++++ DATA TO PROCESS
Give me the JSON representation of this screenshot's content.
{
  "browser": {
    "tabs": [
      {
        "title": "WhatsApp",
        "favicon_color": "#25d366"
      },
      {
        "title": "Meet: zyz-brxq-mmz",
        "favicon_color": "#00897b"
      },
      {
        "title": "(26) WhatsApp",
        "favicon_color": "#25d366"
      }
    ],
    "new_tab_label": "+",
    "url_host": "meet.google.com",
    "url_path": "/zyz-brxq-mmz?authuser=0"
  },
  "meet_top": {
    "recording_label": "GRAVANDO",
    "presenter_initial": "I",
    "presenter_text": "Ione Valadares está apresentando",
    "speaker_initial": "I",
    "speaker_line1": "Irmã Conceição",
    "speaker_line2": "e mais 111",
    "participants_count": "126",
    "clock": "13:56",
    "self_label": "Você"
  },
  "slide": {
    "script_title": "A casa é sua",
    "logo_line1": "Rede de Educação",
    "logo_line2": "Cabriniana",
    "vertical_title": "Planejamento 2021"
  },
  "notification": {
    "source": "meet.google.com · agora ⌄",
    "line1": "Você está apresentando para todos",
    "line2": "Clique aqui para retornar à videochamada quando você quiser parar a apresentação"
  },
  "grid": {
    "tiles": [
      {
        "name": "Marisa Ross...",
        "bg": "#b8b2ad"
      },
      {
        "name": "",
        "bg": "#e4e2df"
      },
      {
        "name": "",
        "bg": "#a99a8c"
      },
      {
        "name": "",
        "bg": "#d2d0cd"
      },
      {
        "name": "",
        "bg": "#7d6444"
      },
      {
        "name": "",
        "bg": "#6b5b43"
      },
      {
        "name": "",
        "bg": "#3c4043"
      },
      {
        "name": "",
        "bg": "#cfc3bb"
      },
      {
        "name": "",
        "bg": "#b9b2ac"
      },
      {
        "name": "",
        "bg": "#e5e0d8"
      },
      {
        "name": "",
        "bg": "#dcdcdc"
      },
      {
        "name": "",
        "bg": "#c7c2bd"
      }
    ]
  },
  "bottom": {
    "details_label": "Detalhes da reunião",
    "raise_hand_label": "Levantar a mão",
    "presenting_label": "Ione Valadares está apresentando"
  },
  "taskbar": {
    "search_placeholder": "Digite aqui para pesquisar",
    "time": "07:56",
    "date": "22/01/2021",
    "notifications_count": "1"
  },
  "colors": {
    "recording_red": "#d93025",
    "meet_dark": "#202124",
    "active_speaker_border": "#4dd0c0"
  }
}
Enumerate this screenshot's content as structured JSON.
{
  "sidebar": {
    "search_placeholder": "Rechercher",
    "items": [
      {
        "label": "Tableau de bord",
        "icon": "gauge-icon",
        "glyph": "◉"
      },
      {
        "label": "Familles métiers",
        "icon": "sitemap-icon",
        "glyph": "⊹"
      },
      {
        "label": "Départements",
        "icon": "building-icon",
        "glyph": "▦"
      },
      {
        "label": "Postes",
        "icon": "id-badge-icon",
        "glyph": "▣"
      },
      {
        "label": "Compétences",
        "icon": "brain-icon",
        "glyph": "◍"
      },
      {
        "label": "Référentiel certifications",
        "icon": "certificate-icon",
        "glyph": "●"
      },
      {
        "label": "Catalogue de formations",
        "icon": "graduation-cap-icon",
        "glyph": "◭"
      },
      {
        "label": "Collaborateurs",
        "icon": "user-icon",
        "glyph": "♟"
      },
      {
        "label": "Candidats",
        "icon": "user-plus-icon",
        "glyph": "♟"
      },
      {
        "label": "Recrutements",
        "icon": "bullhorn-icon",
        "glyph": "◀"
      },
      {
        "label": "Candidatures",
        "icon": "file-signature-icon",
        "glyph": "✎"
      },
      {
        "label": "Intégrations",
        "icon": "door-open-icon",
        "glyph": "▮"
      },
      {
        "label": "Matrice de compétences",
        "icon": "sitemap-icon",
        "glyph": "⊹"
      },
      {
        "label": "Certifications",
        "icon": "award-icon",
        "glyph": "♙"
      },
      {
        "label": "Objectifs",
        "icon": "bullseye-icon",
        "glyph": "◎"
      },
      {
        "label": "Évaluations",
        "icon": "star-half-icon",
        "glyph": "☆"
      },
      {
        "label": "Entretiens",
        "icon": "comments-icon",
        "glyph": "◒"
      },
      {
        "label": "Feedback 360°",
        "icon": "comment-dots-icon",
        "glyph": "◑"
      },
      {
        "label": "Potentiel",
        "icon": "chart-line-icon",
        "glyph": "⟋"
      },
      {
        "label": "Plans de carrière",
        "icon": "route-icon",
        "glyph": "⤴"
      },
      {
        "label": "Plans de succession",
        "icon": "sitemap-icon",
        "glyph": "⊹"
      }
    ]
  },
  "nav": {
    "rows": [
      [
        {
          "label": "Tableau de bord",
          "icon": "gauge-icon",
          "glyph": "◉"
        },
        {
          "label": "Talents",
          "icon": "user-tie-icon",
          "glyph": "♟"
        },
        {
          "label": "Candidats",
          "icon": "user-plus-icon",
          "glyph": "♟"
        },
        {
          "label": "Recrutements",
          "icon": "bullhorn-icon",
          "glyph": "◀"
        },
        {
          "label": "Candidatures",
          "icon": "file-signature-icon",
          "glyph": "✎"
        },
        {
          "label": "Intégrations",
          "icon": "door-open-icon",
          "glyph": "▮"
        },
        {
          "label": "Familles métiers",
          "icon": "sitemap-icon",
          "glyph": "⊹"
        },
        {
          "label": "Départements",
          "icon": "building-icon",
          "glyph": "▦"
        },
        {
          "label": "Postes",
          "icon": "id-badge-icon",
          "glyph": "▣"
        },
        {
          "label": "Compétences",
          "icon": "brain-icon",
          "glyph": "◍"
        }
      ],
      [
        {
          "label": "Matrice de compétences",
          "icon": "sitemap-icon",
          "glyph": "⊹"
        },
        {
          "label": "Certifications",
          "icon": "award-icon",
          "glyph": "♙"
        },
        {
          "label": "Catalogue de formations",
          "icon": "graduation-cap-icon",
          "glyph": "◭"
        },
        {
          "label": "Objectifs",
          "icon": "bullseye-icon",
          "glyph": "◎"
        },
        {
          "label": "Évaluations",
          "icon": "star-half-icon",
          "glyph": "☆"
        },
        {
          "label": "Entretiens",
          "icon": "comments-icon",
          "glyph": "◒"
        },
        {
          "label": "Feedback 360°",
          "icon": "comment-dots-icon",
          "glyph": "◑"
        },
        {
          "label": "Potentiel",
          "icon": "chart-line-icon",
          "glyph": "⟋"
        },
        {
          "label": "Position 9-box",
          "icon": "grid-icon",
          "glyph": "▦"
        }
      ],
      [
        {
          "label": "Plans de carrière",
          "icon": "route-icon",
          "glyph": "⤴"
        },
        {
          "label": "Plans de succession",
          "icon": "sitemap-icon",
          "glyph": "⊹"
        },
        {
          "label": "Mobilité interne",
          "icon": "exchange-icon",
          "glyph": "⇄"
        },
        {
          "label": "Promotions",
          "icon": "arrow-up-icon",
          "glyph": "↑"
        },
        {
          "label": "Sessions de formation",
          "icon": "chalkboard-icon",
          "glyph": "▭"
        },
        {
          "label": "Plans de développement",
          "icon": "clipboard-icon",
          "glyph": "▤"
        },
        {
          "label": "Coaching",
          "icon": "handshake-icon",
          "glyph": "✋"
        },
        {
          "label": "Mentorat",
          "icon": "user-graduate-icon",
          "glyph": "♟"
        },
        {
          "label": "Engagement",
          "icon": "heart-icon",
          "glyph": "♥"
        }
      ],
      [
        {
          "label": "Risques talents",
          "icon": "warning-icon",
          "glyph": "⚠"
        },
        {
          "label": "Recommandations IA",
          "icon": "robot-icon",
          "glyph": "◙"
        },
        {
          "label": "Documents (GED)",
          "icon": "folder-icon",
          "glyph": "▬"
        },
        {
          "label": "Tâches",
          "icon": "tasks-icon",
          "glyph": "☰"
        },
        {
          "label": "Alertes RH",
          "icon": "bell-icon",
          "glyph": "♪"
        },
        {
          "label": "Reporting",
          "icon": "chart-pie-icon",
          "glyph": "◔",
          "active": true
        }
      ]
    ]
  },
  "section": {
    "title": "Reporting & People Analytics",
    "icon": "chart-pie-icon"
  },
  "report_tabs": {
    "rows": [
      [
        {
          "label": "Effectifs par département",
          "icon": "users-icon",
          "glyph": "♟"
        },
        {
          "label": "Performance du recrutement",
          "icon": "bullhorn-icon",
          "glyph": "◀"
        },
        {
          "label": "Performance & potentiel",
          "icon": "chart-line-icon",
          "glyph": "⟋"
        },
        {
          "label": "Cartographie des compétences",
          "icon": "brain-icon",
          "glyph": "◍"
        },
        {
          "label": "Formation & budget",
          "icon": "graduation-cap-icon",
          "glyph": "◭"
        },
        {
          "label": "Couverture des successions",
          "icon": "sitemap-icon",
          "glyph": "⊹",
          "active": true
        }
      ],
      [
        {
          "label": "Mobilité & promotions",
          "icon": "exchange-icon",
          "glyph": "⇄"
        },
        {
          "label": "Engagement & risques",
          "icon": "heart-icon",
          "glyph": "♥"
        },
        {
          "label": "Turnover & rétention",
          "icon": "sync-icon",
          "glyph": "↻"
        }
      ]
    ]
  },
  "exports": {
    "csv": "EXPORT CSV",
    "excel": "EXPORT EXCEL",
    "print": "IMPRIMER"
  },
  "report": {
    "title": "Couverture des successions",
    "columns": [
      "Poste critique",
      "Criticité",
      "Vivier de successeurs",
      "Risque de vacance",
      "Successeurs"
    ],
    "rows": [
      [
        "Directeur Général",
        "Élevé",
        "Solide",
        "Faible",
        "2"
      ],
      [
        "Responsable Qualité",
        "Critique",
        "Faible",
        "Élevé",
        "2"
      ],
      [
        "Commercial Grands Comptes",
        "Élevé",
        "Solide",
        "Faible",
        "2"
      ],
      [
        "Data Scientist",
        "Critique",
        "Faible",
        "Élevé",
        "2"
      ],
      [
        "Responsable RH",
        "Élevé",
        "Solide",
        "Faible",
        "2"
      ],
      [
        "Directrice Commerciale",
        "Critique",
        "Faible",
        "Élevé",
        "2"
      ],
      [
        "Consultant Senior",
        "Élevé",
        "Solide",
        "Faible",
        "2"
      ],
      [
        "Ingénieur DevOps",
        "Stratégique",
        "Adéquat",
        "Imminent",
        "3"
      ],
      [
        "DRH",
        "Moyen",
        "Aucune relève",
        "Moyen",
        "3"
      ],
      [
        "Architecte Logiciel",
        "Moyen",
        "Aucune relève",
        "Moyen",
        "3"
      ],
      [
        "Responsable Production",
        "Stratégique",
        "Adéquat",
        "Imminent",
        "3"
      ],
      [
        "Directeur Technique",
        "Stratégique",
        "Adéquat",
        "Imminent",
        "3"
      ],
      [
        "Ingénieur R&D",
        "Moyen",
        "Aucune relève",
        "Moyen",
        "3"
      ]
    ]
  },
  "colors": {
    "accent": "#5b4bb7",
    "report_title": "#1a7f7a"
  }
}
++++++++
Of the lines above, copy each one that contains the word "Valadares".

    "presenter_text": "Ione Valadares está apresentando",
    "presenting_label": "Ione Valadares está apresentando"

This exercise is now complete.